To Elbridge Gerry
Washington Mar. 14. 1809
I have been obliged as you will note to avail myself of your indulgence in answering your favor the 20th. Ult.1 I have looked over attentively your observations at the Cambridge Meeting, and tho’ I do not enter into the aptitude of all your observations, I perceive in them a very interesting view of our public affairs. On the question whether a publication of them would be useful, I am certainly less able to judge than yourself, so far as relates to the state of the public mind in your quarter. In the other parts of the Union, particularly the Southn. & Western, the estimate which seems to prevail of the comparative wrongs of the two great Belligerents, is not favorable to the idea of going to war with France and of course taking side with England. The honest impression seems to be that the latter is the prior as well as the greater aggressor, and consequently entitled to an equal degree at least of forbearance. The surprise is equally sincere that the calculating & commercial spirit of N. England, should not be more alive to the disadvantage of renouncing the trade with all the world beside G. B. for the portion which her single market would afford. The time certainly has been when the Eastern interest was viewed in a very different light.
I see with pleasure that pains are taken now by your Legisl: to purge themselves of all intentions leading to a dissolution of the Union.2 I infer that such a scheme wd. be unpopular with all parties. In the mean time appearances have done and are likely to do much mischief abroad, if not at home.

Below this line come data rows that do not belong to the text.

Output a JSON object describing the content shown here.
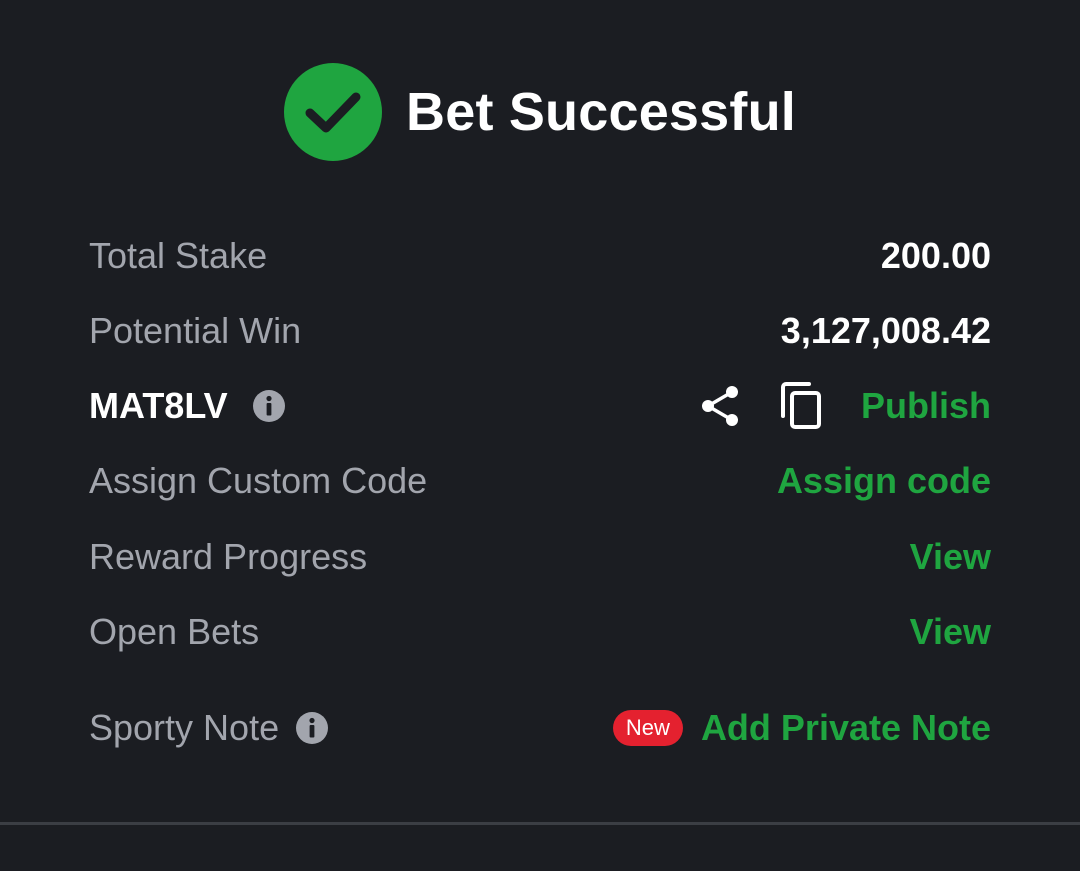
{
  "header": {
    "title": "Bet Successful",
    "icon": "check-circle-icon",
    "icon_color": "#1fa540"
  },
  "summary": {
    "total_stake_label": "Total Stake",
    "total_stake_value": "200.00",
    "potential_win_label": "Potential Win",
    "potential_win_value": "3,127,008.42"
  },
  "booking": {
    "code": "MAT8LV",
    "info_icon": "info-icon",
    "share_icon": "share-icon",
    "copy_icon": "copy-icon",
    "publish_label": "Publish"
  },
  "actions": {
    "assign_custom_code_label": "Assign Custom Code",
    "assign_code_link": "Assign code",
    "reward_progress_label": "Reward Progress",
    "reward_progress_link": "View",
    "open_bets_label": "Open Bets",
    "open_bets_link": "View"
  },
  "note": {
    "label": "Sporty Note",
    "info_icon": "info-icon",
    "badge": "New",
    "add_link": "Add Private Note"
  },
  "colors": {
    "background": "#1b1d22",
    "accent_green": "#1fa540",
    "badge_red": "#e4212f",
    "muted_text": "#a2a5ad"
  }
}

The Union, the last Dispatch Vessel, has at length returned. The advices by her leave our foreign relations pretty much in statu quo. Two other vessels one to G. B. the other to F. will sail in a few days. They will of course convey the proceedings of Congs. and the state of things in N. England, as well as elsewhere. What will be the return, may be calculated as well by you as by me. Being however in the paroxism of our case, chances can not well be otherwise than favorable to us. Accept Dr. Sir my sincere esteem & friendly wishes.

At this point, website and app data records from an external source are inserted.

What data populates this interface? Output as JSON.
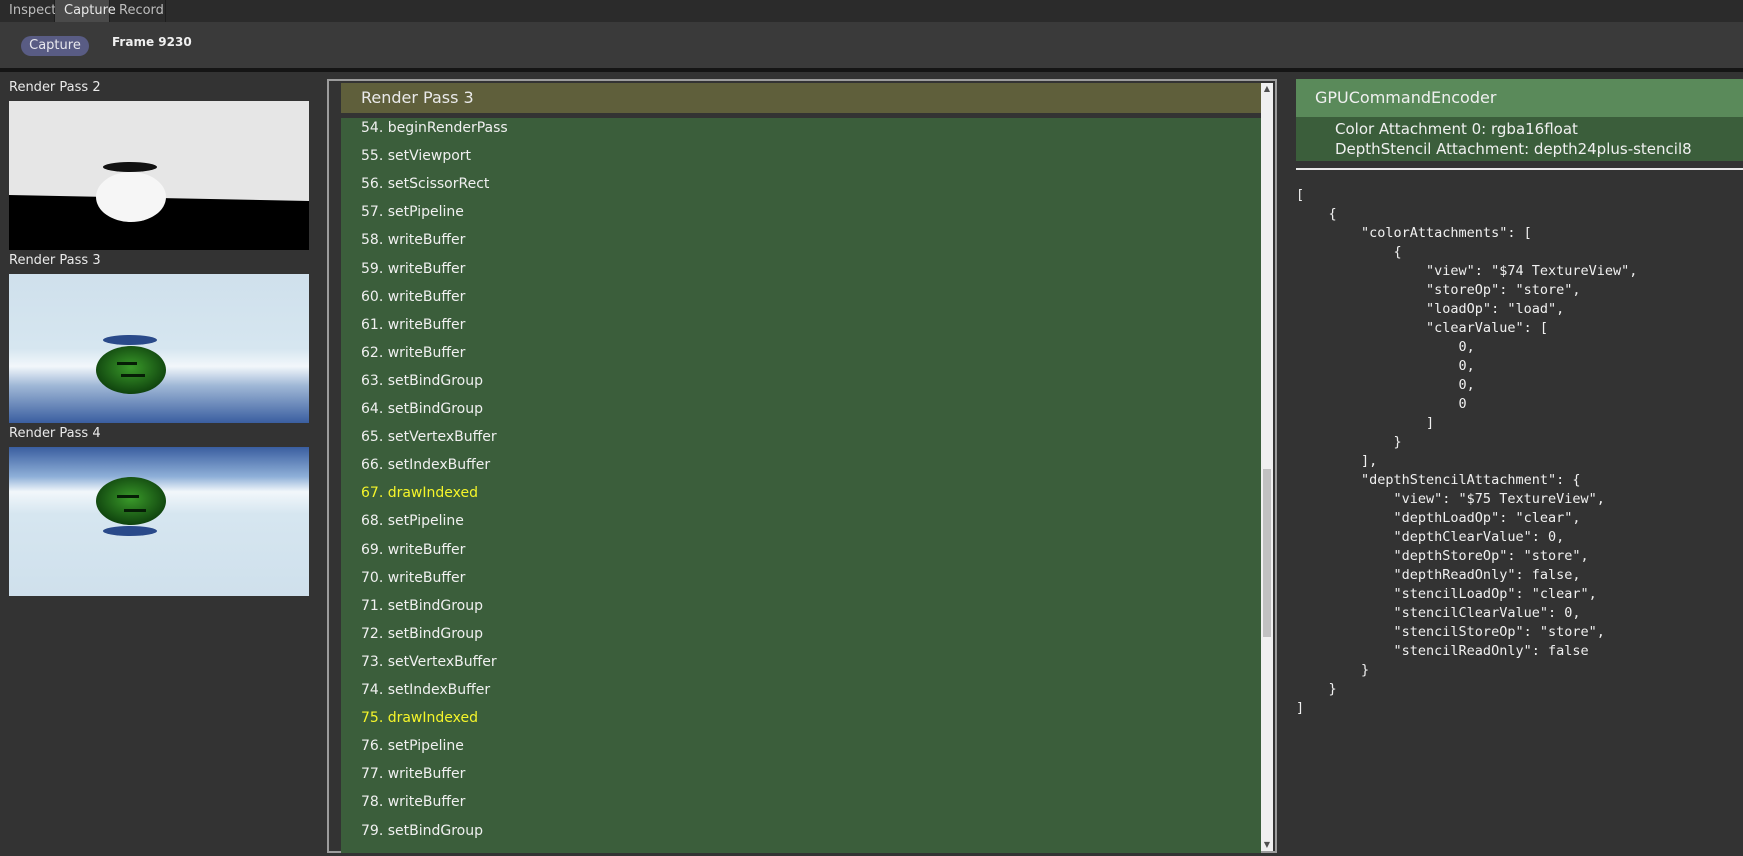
{
  "tabs": [
    {
      "label": "Inspect",
      "active": false
    },
    {
      "label": "Capture",
      "active": true
    },
    {
      "label": "Record",
      "active": false
    }
  ],
  "toolbar": {
    "capture_label": "Capture",
    "frame_label": "Frame 9230"
  },
  "thumbnails": [
    {
      "title": "Render Pass 2"
    },
    {
      "title": "Render Pass 3"
    },
    {
      "title": "Render Pass 4"
    }
  ],
  "command_panel": {
    "header": "Render Pass 3",
    "commands": [
      {
        "label": "54. beginRenderPass",
        "is_draw": false
      },
      {
        "label": "55. setViewport",
        "is_draw": false
      },
      {
        "label": "56. setScissorRect",
        "is_draw": false
      },
      {
        "label": "57. setPipeline",
        "is_draw": false
      },
      {
        "label": "58. writeBuffer",
        "is_draw": false
      },
      {
        "label": "59. writeBuffer",
        "is_draw": false
      },
      {
        "label": "60. writeBuffer",
        "is_draw": false
      },
      {
        "label": "61. writeBuffer",
        "is_draw": false
      },
      {
        "label": "62. writeBuffer",
        "is_draw": false
      },
      {
        "label": "63. setBindGroup",
        "is_draw": false
      },
      {
        "label": "64. setBindGroup",
        "is_draw": false
      },
      {
        "label": "65. setVertexBuffer",
        "is_draw": false
      },
      {
        "label": "66. setIndexBuffer",
        "is_draw": false
      },
      {
        "label": "67. drawIndexed",
        "is_draw": true
      },
      {
        "label": "68. setPipeline",
        "is_draw": false
      },
      {
        "label": "69. writeBuffer",
        "is_draw": false
      },
      {
        "label": "70. writeBuffer",
        "is_draw": false
      },
      {
        "label": "71. setBindGroup",
        "is_draw": false
      },
      {
        "label": "72. setBindGroup",
        "is_draw": false
      },
      {
        "label": "73. setVertexBuffer",
        "is_draw": false
      },
      {
        "label": "74. setIndexBuffer",
        "is_draw": false
      },
      {
        "label": "75. drawIndexed",
        "is_draw": true
      },
      {
        "label": "76. setPipeline",
        "is_draw": false
      },
      {
        "label": "77. writeBuffer",
        "is_draw": false
      },
      {
        "label": "78. writeBuffer",
        "is_draw": false
      },
      {
        "label": "79. setBindGroup",
        "is_draw": false
      }
    ]
  },
  "encoder": {
    "title": "GPUCommandEncoder",
    "color_attachment": "Color Attachment 0: rgba16float",
    "depth_attachment": "DepthStencil Attachment: depth24plus-stencil8",
    "json_text": "[\n    {\n        \"colorAttachments\": [\n            {\n                \"view\": \"$74 TextureView\",\n                \"storeOp\": \"store\",\n                \"loadOp\": \"load\",\n                \"clearValue\": [\n                    0,\n                    0,\n                    0,\n                    0\n                ]\n            }\n        ],\n        \"depthStencilAttachment\": {\n            \"view\": \"$75 TextureView\",\n            \"depthLoadOp\": \"clear\",\n            \"depthClearValue\": 0,\n            \"depthStoreOp\": \"store\",\n            \"depthReadOnly\": false,\n            \"stencilLoadOp\": \"clear\",\n            \"stencilClearValue\": 0,\n            \"stencilStoreOp\": \"store\",\n            \"stencilReadOnly\": false\n        }\n    }\n]"
  },
  "colors": {
    "command_bg": "#3b5e3b",
    "header_bg": "#5f5f3b",
    "draw_color": "#f5f52a",
    "encoder_header_bg": "#5a8a5a",
    "capture_button_bg": "#595c84"
  }
}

RC (owned by Mr. and Mrs. Philip D. Sang, Chicago, Ill., 1958).
1. Gerry’s letter of 20 Feb. told of a Cambridge town meeting on 27 Jan. when Republicans offered a set of resolutions supporting the Embargo and declaring that “the raising [of] the Embargo … will inevitably be productive of a war” with either France or England “or both of those powers.” Gerry claimed the Federalists voted down the resolutions, which he enclosed, and took steps to prevent their publication. “I at once determined to give you in manuscript this information, & to request your opinion, merely, in regard to the good or ill, that might result from the publication” (DLC: Rives Collection, Madison Papers).
2. The Massachusetts legislature sent a “Memorial and Remonstrance” to Congress on 27 Feb. protesting the Embargo and Enforcement acts in strong language. At the outset of the protest, however, the lawmakers declared that the Massachusetts citizenry would zealously seek to vindicate their rights, “but their habits and their principles equally forbid a resort to violent, disorderly, or unconstitutional means for that purpose” (Annals of Congress description begins Debates and Proceedings in the Congress of the United States … (42 vols.; Washington, 1834–56). description ends , 10th Cong., 2d sess., 445).